The stories and photos I’m seeing in the wake of the Texas storm, some from close friends, are shocking. Right now, all 254 counties in Texas have been hit, with 2.5  million Texans still without power at the time of publishing. Many of them are are living without water, heat, or working cooking appliances, making plenty of homes inhabitable.

We can save analysis of the causes and blame and pass-the-buck misinformation (plus a big rant about the failings of leadership and deregulation) for another time. Right now, this is not a red/blue issue, even though we’ve been conditioned to see everything that way for the past few years.

This is a human crisis, and we want to help.

The Dallas News reports a rise in hypothermia cases, as well as carbon monoxide poisoning as a result of residents trying to stay warm. And yet Newsweek reports that ERCOT states power may remain out for “an indeterminate amount of time.” The need is urgent.

Here are some of the better articles and lists of resources I’ve found to help Texans right now.
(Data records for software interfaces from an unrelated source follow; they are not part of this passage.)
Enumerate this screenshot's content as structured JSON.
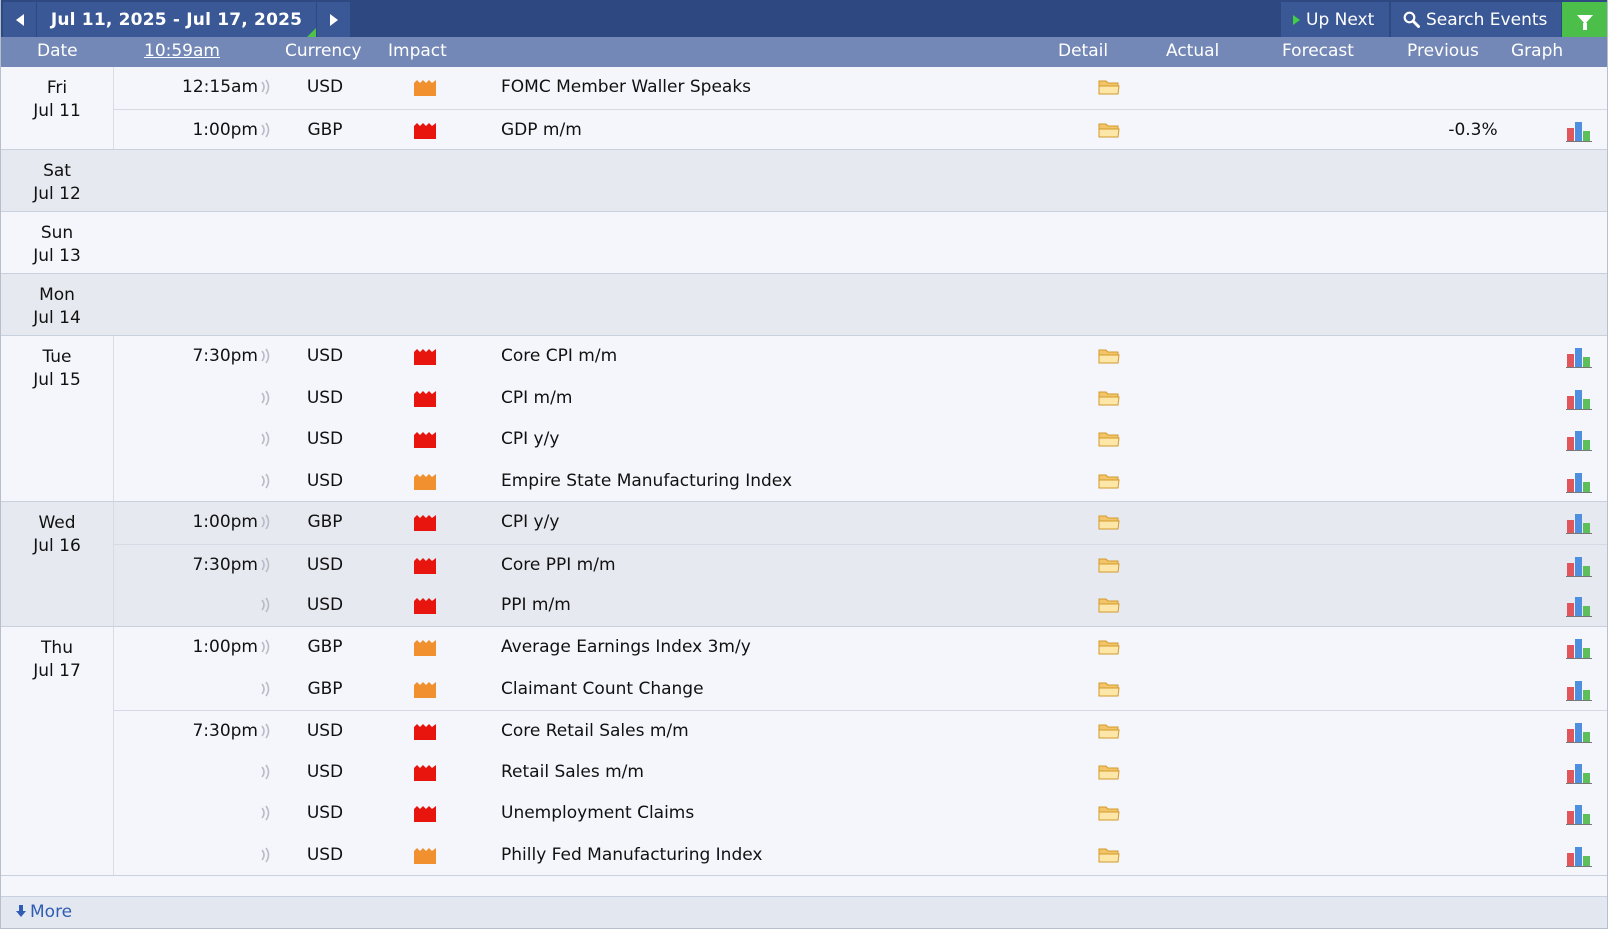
{
  "toolbar": {
    "date_range": "Jul 11, 2025 - Jul 17, 2025",
    "up_next": "Up Next",
    "search": "Search Events"
  },
  "columns": {
    "date": "Date",
    "time": "10:59am",
    "currency": "Currency",
    "impact": "Impact",
    "detail": "Detail",
    "actual": "Actual",
    "forecast": "Forecast",
    "previous": "Previous",
    "graph": "Graph"
  },
  "impact_colors": {
    "high": "#e8150e",
    "medium": "#f0902e"
  },
  "days": [
    {
      "weekday": "Fri",
      "date": "Jul 11",
      "events": [
        {
          "time": "12:15am",
          "currency": "USD",
          "impact": "medium",
          "name": "FOMC Member Waller Speaks",
          "previous": "",
          "graph": false,
          "sep": false
        },
        {
          "time": "1:00pm",
          "currency": "GBP",
          "impact": "high",
          "name": "GDP m/m",
          "previous": "-0.3%",
          "graph": true,
          "sep": true
        }
      ]
    },
    {
      "weekday": "Sat",
      "date": "Jul 12",
      "events": []
    },
    {
      "weekday": "Sun",
      "date": "Jul 13",
      "events": []
    },
    {
      "weekday": "Mon",
      "date": "Jul 14",
      "events": []
    },
    {
      "weekday": "Tue",
      "date": "Jul 15",
      "events": [
        {
          "time": "7:30pm",
          "currency": "USD",
          "impact": "high",
          "name": "Core CPI m/m",
          "previous": "",
          "graph": true,
          "sep": false
        },
        {
          "time": "",
          "currency": "USD",
          "impact": "high",
          "name": "CPI m/m",
          "previous": "",
          "graph": true,
          "sep": false
        },
        {
          "time": "",
          "currency": "USD",
          "impact": "high",
          "name": "CPI y/y",
          "previous": "",
          "graph": true,
          "sep": false
        },
        {
          "time": "",
          "currency": "USD",
          "impact": "medium",
          "name": "Empire State Manufacturing Index",
          "previous": "",
          "graph": true,
          "sep": false
        }
      ]
    },
    {
      "weekday": "Wed",
      "date": "Jul 16",
      "events": [
        {
          "time": "1:00pm",
          "currency": "GBP",
          "impact": "high",
          "name": "CPI y/y",
          "previous": "",
          "graph": true,
          "sep": false
        },
        {
          "time": "7:30pm",
          "currency": "USD",
          "impact": "high",
          "name": "Core PPI m/m",
          "previous": "",
          "graph": true,
          "sep": true
        },
        {
          "time": "",
          "currency": "USD",
          "impact": "high",
          "name": "PPI m/m",
          "previous": "",
          "graph": true,
          "sep": false
        }
      ]
    },
    {
      "weekday": "Thu",
      "date": "Jul 17",
      "events": [
        {
          "time": "1:00pm",
          "currency": "GBP",
          "impact": "medium",
          "name": "Average Earnings Index 3m/y",
          "previous": "",
          "graph": true,
          "sep": false
        },
        {
          "time": "",
          "currency": "GBP",
          "impact": "medium",
          "name": "Claimant Count Change",
          "previous": "",
          "graph": true,
          "sep": false
        },
        {
          "time": "7:30pm",
          "currency": "USD",
          "impact": "high",
          "name": "Core Retail Sales m/m",
          "previous": "",
          "graph": true,
          "sep": true
        },
        {
          "time": "",
          "currency": "USD",
          "impact": "high",
          "name": "Retail Sales m/m",
          "previous": "",
          "graph": true,
          "sep": false
        },
        {
          "time": "",
          "currency": "USD",
          "impact": "high",
          "name": "Unemployment Claims",
          "previous": "",
          "graph": true,
          "sep": false
        },
        {
          "time": "",
          "currency": "USD",
          "impact": "medium",
          "name": "Philly Fed Manufacturing Index",
          "previous": "",
          "graph": true,
          "sep": false
        }
      ]
    }
  ],
  "footer": {
    "more": "More"
  },
  "icons": {
    "prev": "chevron-left-icon",
    "next": "chevron-right-icon",
    "up_next": "play-icon",
    "search": "search-icon",
    "filter": "filter-icon",
    "sound": "sound-icon",
    "detail": "folder-icon",
    "graph": "bar-chart-icon",
    "more": "download-arrow-icon"
  }
}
Choose whatever feels right to you, and give what you can.

Keep in mind that while many of these organizations focus on the homeless population, with so many homes becoming uninhabitable right now without heat, electricity or water, even families with homes will benefit from your support and generosity.

Of course, don’t forget friends in Louisiana, Oklahoma, and other states impacted by the 2021 winter storms as well. Hopefully these links will lead you to others that are helpful.


Ways to support the Texas winter storm victims right now

Texas 2021 winter storm: Ways to help right now

Austin Mutual Aid was recommended to me by trusted friends, Leander, Texas resident Jill Krause, and West Lake Hills resident Laura Mayes.  Austin Mutual Aid’s GoFundMe campaign for Austin is raising money to book hotel rooms, and provide food, water, and other supplies through Saturday or beyond, if needed.

Feeding Texas, a division of Feeding America, is accepting donations that directly feed residents through local food banks.

The Red Cross has a page dedicated to helping Texans find safe shelter. There’s a donate link at the bottom (but NB it’s not apparent whether that donation is earmarked directly for the Texas relief efforts)

Sunrise Homeless Navigation Center Amazon Wishlist is a fast, easy way to order essential supplies, from paper food boats to help them distribute food, to care package items like hand warmers, gloves, hats, and first aid/toiletry items for individuals.

Feed the People Dallas is a Black-led, ally-funded collective providing mutual aid to Black & POC communities in the Dallas-Fort Worth area and is raising money for immediate needs.

The Maximizing Hope crowdsourced fundraiser on Give Butter is purchasing hotel rooms, food, and hygiene items for the homeless population around Austin.


Other lists of organizations that need your help

Helping Texans impacted by the storm: Love Your Neighbor TX from the Austin Urban League

Austin Echo has a terrific list of links to organizations collecting coats, pantry items, emergency funds and more.

The Texas Tribune has a comprehensive list focused on resources across the state, with suggestions like:

  • Donate to The Way Home, as advised by the Houston Sheriff’s Office Homeless Outreach Team. They work with a coalition of 100 partners including nonprofits, government agencies and faith communities, supporting Houston, Pasadena, Harris County, Fort Bend County, and Montgomery County.
  • Haven for Hope is one of 7 shelters in San Antonio and is accepting donations


The Austin American Statemen has a terrific list of resources for the Austin area, including:

  • The Austin Area Urban League’s #LoveThyNeighborTX campaign is an emergency donation drive for the housing insecure communities of Austin.
  • You can Donate a Blanket through this drive, with links to shops like Amazon and Bed Bath & Beyond that you can ship if you’re not in town.
  • Donate to Free Lunch, a year-old meal support program, which is currently preparing soup and other foods as well as purchasing blankets, hand warmers, and hygiene kits to distribute to an at-capacity camp for those without homes.


12News has a list of ways to help, broken down by housing, supplies and health. They’ve got links to four different Amazon wish lists to allow anyone to purchase essential items to be distributed.


If you yourself need help, shelter, supplies, or know someone who does, please visit the comprehensive listings on The Texas Tribune which lists warming centers, shelters, transportation and more for counties across Texas. Or look to your city’s local news station websites, like Amarillo’s KFDA 10 CBS affiliate, which should have a comprehensive listing of support for residents. 


Images by Prateek Gautam, Thomas Park via Unsplash